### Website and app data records

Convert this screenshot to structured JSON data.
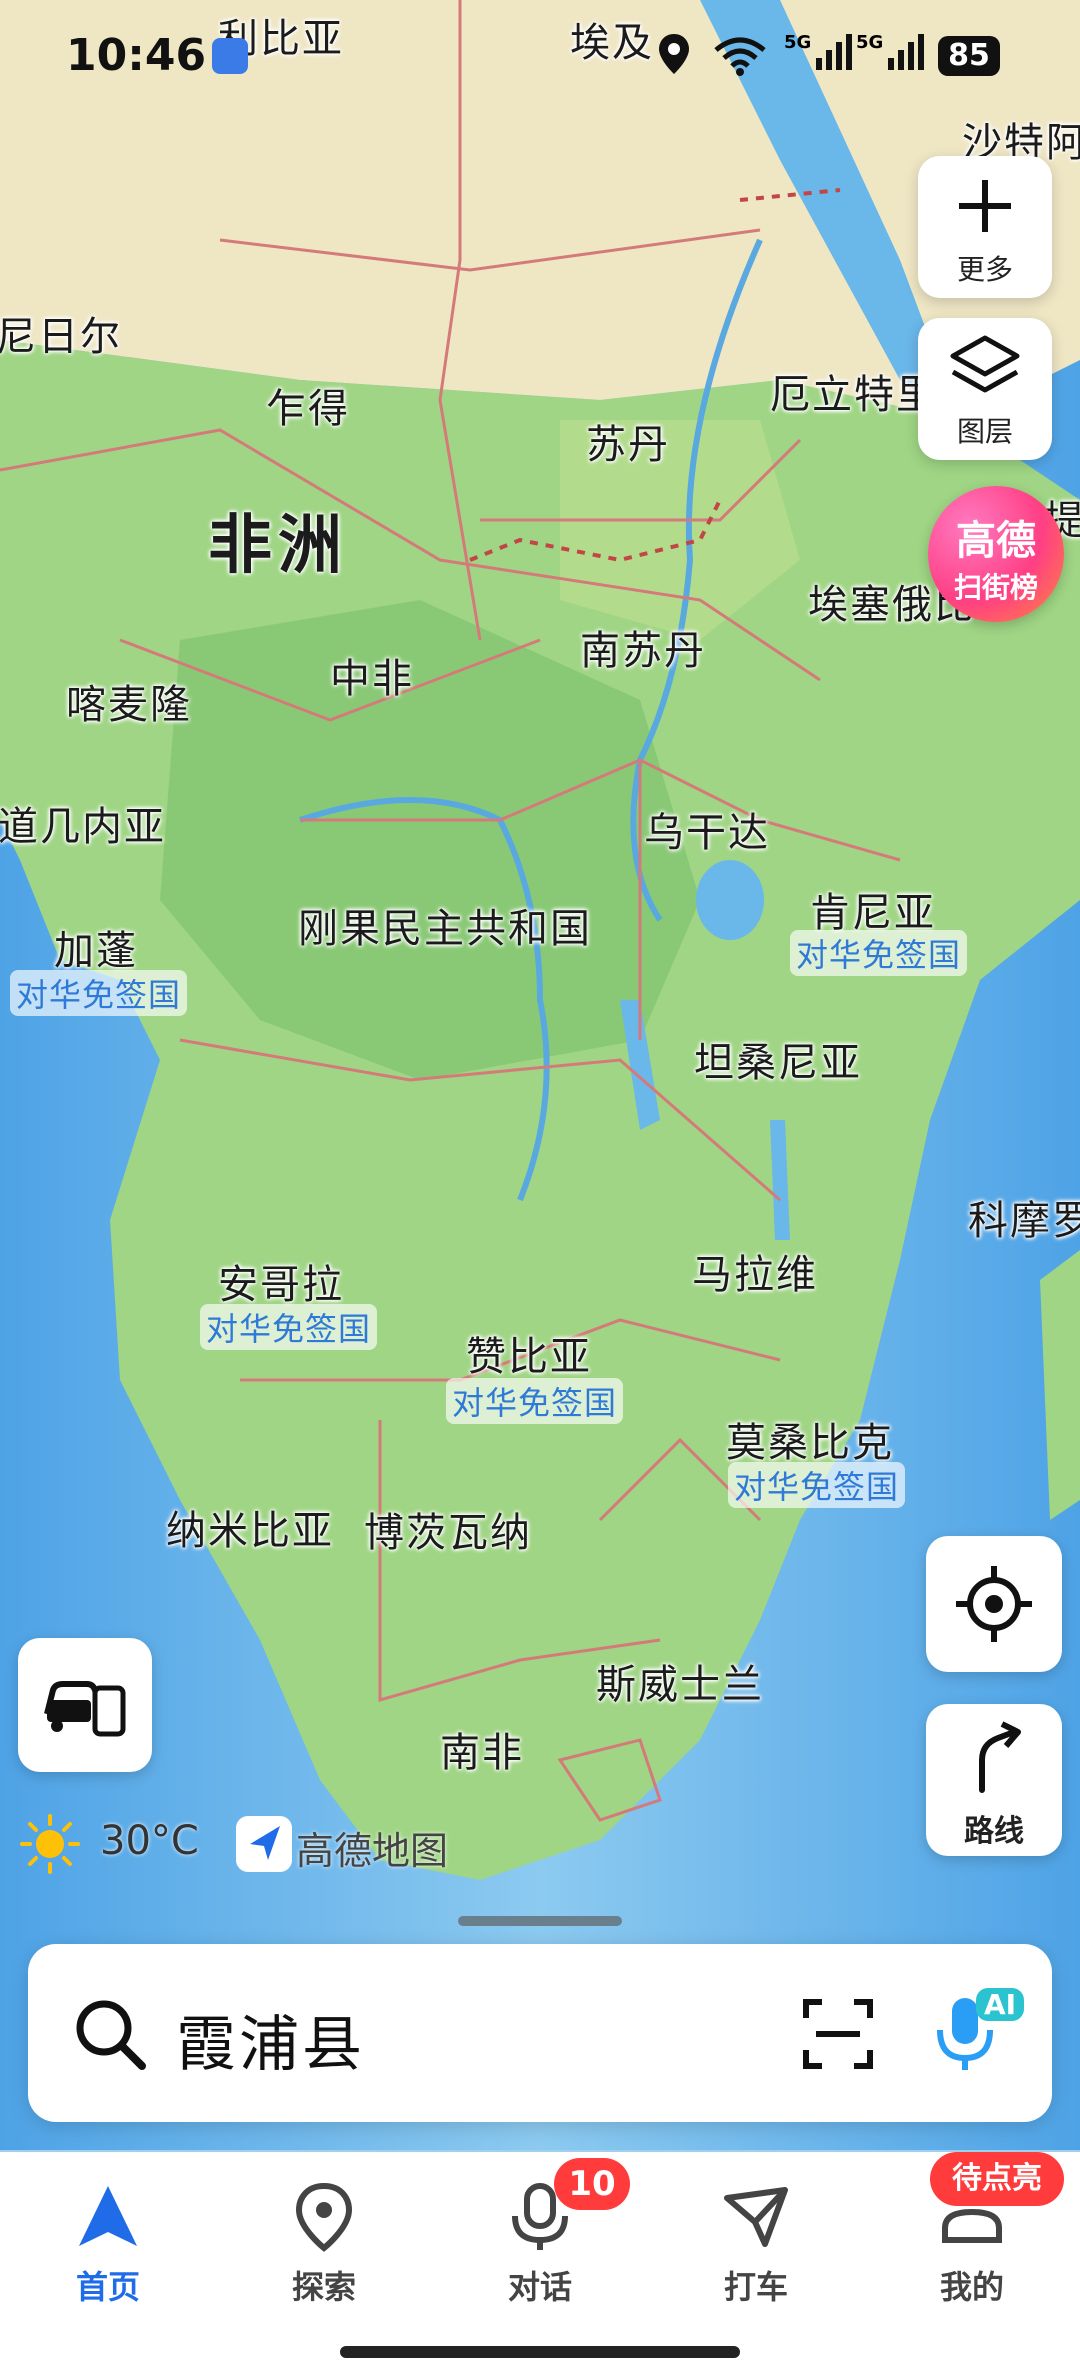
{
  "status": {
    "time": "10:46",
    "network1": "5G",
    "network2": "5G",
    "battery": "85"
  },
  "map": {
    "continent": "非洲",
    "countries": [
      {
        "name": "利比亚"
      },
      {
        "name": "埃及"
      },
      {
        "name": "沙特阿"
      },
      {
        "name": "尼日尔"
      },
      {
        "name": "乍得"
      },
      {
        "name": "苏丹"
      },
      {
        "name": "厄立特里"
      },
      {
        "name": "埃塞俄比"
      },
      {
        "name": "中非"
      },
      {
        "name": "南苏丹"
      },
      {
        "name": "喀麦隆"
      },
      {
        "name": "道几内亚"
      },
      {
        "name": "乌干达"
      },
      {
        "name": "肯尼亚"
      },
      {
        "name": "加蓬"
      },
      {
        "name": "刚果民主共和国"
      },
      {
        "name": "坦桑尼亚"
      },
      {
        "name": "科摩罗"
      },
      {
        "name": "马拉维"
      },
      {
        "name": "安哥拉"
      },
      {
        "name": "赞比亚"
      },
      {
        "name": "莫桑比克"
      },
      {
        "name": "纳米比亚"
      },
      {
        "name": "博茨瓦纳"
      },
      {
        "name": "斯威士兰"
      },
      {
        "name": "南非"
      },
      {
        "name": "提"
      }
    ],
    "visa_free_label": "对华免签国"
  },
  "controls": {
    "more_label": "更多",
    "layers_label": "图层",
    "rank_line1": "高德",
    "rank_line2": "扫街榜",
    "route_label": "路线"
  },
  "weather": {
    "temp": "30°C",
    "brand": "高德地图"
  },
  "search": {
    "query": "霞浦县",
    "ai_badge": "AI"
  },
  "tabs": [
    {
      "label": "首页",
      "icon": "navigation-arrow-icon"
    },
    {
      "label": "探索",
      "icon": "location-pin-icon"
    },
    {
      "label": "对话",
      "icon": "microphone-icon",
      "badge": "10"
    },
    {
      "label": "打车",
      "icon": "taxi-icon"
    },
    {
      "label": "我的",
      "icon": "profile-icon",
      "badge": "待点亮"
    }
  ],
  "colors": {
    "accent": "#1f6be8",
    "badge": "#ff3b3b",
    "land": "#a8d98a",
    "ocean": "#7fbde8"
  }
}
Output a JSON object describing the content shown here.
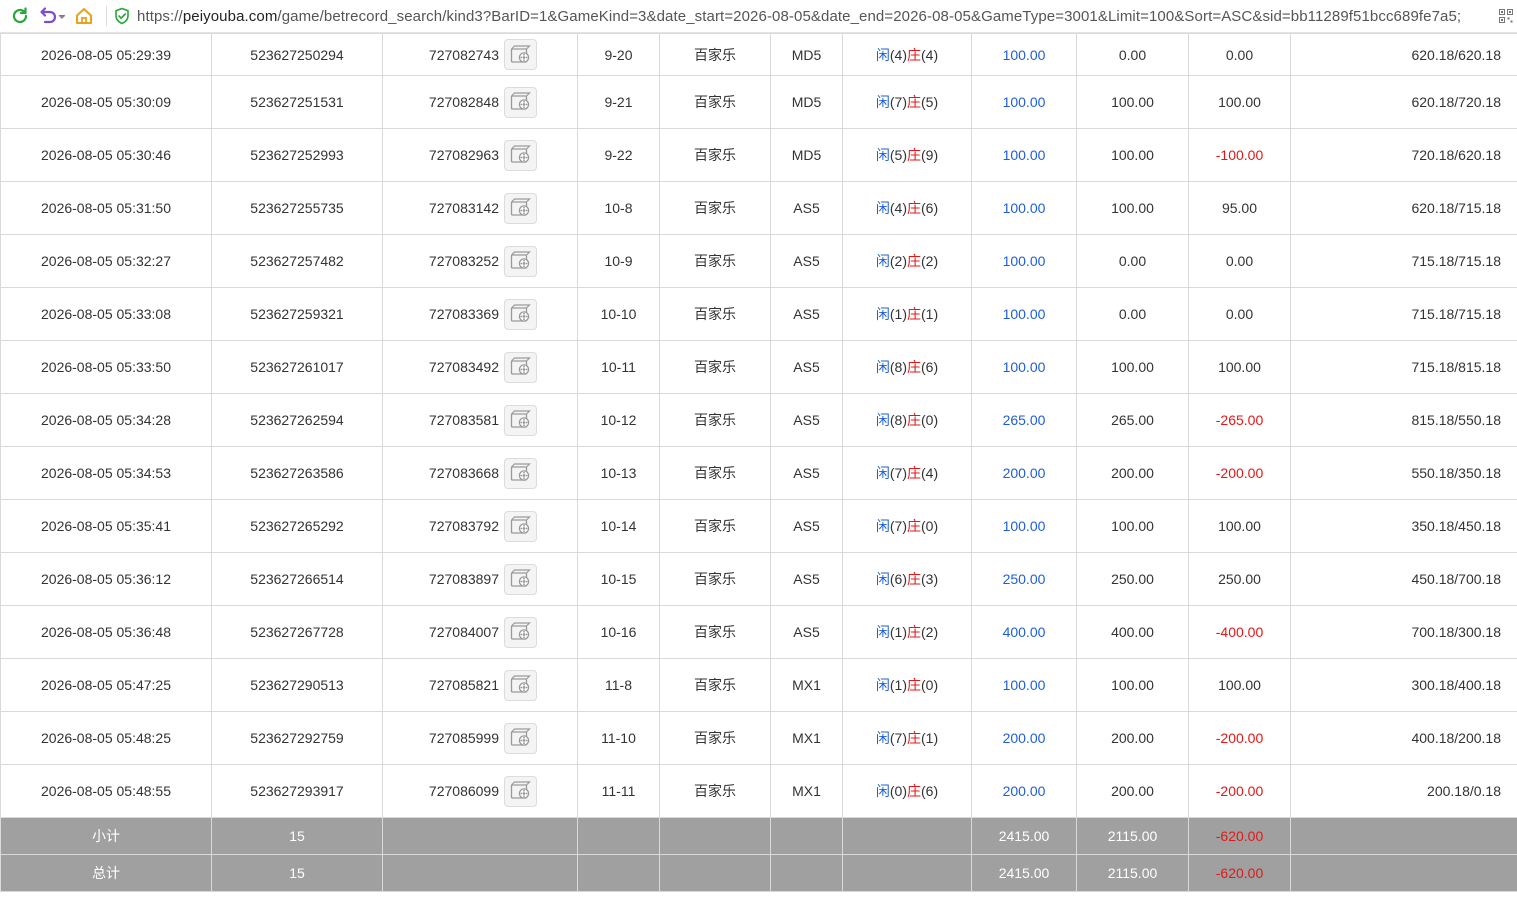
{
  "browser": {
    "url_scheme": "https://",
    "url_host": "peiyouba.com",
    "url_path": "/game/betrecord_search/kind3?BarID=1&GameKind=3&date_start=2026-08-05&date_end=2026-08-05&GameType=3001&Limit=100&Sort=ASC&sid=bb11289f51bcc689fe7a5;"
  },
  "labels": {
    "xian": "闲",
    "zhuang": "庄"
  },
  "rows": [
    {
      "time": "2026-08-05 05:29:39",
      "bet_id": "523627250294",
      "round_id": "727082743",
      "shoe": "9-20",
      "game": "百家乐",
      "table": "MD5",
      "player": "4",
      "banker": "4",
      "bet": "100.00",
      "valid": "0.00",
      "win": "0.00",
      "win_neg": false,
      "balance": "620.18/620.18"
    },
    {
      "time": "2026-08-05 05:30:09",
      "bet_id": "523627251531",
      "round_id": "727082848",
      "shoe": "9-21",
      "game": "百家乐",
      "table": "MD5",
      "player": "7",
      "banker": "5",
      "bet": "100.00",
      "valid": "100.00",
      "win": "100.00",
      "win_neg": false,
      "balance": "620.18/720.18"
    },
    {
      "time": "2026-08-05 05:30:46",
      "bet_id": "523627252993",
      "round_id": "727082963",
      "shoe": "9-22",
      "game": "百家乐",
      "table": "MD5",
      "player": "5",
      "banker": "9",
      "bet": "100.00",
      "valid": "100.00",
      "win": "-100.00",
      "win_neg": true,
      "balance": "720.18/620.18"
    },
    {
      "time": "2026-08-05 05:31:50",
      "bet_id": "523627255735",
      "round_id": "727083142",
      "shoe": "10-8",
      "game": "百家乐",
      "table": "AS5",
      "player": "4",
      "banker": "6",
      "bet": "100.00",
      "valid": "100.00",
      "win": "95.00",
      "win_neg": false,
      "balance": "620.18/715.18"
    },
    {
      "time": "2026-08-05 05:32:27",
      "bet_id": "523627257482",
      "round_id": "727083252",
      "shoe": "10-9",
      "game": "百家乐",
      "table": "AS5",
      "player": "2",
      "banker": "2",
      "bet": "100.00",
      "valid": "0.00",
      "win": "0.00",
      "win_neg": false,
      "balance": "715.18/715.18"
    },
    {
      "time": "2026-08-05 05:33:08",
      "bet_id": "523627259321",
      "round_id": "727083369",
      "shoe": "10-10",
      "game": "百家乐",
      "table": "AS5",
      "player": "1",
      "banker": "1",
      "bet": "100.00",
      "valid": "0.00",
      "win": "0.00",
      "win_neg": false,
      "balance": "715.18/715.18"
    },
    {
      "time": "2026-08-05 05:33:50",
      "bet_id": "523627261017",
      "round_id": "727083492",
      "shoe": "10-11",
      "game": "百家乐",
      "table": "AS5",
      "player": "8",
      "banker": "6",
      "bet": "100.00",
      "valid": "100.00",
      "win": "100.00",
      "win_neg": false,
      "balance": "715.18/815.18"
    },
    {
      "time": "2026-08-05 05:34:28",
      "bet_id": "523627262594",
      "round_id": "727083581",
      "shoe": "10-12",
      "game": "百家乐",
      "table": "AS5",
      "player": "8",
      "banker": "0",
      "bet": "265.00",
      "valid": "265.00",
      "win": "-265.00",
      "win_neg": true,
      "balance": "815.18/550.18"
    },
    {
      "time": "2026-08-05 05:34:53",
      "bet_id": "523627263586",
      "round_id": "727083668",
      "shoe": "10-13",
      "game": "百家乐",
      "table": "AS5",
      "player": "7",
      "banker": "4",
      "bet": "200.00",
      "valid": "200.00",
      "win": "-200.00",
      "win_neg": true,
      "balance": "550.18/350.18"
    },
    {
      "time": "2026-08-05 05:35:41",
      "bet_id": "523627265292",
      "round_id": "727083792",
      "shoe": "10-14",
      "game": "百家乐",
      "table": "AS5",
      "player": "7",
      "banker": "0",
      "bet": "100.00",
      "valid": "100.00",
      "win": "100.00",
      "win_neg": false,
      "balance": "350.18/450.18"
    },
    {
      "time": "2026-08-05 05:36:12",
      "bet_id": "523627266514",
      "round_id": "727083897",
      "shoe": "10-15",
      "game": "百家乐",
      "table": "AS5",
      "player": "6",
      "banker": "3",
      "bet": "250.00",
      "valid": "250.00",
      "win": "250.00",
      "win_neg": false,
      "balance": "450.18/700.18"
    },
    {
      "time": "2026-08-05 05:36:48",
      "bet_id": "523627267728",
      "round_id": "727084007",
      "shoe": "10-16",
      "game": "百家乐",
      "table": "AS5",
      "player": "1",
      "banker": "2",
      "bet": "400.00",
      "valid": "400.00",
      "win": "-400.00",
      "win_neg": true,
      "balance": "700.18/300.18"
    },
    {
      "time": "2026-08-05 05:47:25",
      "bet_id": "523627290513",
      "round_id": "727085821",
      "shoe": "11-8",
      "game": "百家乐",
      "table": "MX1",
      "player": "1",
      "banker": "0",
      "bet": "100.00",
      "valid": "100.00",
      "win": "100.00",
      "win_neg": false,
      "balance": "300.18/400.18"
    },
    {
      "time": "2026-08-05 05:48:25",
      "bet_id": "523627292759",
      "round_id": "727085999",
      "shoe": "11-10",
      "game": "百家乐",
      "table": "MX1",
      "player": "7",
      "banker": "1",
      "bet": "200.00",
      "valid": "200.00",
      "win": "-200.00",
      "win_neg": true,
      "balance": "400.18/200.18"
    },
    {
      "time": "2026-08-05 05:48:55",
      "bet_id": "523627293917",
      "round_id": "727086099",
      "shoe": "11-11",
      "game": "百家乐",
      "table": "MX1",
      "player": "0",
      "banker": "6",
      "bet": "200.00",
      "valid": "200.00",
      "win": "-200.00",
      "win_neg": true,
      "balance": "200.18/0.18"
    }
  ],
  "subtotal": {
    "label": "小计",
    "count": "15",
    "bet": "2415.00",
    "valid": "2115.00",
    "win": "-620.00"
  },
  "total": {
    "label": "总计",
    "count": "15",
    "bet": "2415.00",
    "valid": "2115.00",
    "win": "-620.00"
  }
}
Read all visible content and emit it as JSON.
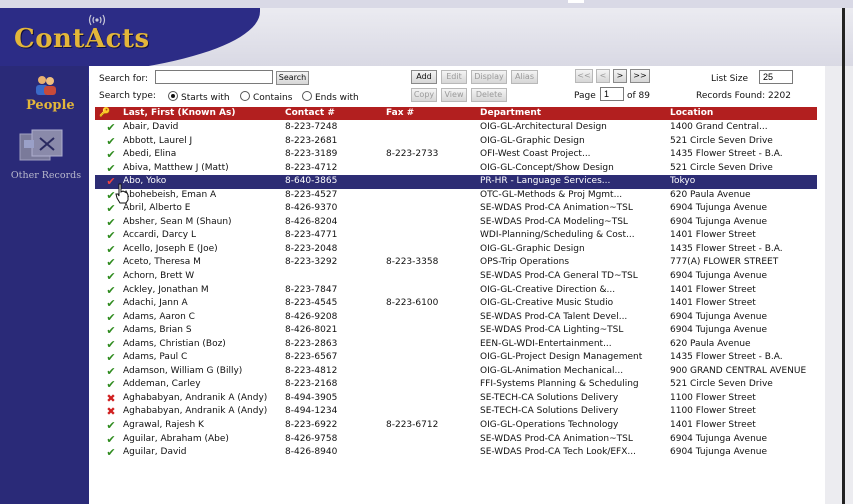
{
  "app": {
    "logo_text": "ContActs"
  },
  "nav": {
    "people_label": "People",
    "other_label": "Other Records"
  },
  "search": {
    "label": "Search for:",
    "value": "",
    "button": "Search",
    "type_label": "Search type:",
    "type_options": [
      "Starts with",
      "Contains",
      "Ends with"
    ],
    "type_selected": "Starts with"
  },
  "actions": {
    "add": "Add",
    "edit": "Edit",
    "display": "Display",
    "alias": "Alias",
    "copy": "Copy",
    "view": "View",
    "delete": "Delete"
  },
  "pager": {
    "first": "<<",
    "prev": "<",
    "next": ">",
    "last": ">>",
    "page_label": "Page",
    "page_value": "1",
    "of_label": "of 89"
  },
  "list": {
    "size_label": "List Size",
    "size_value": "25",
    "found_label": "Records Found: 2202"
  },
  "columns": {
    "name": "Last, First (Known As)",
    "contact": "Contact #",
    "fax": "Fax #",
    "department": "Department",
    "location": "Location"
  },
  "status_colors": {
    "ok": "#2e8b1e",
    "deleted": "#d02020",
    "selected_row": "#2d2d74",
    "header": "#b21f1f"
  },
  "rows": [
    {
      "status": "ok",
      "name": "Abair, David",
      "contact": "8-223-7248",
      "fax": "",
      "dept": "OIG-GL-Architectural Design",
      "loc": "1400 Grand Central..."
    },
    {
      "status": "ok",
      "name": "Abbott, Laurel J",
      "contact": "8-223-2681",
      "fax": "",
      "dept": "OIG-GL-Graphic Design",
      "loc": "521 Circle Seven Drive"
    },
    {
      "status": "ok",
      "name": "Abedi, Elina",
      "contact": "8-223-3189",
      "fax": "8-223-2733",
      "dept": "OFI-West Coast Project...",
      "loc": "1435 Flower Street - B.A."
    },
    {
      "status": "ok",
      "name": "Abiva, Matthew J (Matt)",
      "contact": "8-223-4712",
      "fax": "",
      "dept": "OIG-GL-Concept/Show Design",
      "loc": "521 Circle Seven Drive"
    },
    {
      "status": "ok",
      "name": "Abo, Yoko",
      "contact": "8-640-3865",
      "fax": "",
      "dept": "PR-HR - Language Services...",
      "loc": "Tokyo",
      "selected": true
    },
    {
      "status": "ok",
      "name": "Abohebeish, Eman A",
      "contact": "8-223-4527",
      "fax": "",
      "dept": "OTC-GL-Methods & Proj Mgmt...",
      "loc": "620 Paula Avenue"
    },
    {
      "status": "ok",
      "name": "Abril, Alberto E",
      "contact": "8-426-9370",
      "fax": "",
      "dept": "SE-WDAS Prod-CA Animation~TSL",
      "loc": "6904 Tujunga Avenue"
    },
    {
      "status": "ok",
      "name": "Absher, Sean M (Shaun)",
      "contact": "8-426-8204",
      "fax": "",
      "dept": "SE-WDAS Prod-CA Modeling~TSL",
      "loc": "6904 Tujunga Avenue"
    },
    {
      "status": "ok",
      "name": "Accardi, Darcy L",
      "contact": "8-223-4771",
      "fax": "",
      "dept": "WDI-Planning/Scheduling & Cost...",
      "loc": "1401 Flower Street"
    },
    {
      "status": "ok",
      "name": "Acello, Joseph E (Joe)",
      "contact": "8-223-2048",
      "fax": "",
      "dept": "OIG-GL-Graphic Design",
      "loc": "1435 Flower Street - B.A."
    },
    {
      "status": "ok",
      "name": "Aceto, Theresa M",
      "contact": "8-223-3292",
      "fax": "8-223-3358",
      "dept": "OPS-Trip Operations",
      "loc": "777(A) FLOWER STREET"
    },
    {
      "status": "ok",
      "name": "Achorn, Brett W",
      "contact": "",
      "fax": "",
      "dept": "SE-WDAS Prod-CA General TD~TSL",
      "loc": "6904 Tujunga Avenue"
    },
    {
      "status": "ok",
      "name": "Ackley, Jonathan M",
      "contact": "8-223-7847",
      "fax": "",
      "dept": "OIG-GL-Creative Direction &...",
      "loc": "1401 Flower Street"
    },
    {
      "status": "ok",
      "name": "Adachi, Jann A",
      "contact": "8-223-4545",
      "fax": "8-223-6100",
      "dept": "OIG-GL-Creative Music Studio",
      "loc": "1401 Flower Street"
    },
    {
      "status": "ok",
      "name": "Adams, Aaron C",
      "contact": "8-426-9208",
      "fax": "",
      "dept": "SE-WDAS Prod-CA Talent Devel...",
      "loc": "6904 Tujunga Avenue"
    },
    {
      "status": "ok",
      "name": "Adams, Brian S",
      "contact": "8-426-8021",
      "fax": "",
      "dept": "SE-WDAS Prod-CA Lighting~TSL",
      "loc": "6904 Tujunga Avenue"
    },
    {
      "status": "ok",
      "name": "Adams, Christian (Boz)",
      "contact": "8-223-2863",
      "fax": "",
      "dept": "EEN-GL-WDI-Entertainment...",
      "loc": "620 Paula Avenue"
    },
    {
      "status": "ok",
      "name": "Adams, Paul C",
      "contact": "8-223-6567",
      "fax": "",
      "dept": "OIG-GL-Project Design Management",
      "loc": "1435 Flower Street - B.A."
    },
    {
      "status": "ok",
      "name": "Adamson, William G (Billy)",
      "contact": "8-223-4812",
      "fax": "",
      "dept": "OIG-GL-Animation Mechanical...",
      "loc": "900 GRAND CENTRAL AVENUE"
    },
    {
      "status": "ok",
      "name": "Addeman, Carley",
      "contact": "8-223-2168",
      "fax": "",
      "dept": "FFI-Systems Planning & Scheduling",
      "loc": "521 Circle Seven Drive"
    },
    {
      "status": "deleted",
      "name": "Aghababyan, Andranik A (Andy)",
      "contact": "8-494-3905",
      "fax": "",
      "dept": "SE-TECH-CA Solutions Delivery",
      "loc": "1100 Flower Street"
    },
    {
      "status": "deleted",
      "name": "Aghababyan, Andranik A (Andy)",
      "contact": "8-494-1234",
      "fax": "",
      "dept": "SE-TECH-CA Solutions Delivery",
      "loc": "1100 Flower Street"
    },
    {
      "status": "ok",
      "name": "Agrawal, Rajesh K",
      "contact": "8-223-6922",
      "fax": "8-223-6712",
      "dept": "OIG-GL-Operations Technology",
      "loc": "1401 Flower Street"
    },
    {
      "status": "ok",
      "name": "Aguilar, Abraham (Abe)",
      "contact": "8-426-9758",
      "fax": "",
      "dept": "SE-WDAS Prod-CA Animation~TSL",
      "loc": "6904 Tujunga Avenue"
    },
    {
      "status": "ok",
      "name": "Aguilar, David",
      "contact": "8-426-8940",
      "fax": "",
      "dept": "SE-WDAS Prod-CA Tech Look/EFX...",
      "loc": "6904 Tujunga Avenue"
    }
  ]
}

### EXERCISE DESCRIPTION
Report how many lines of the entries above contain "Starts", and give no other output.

### REPLY
2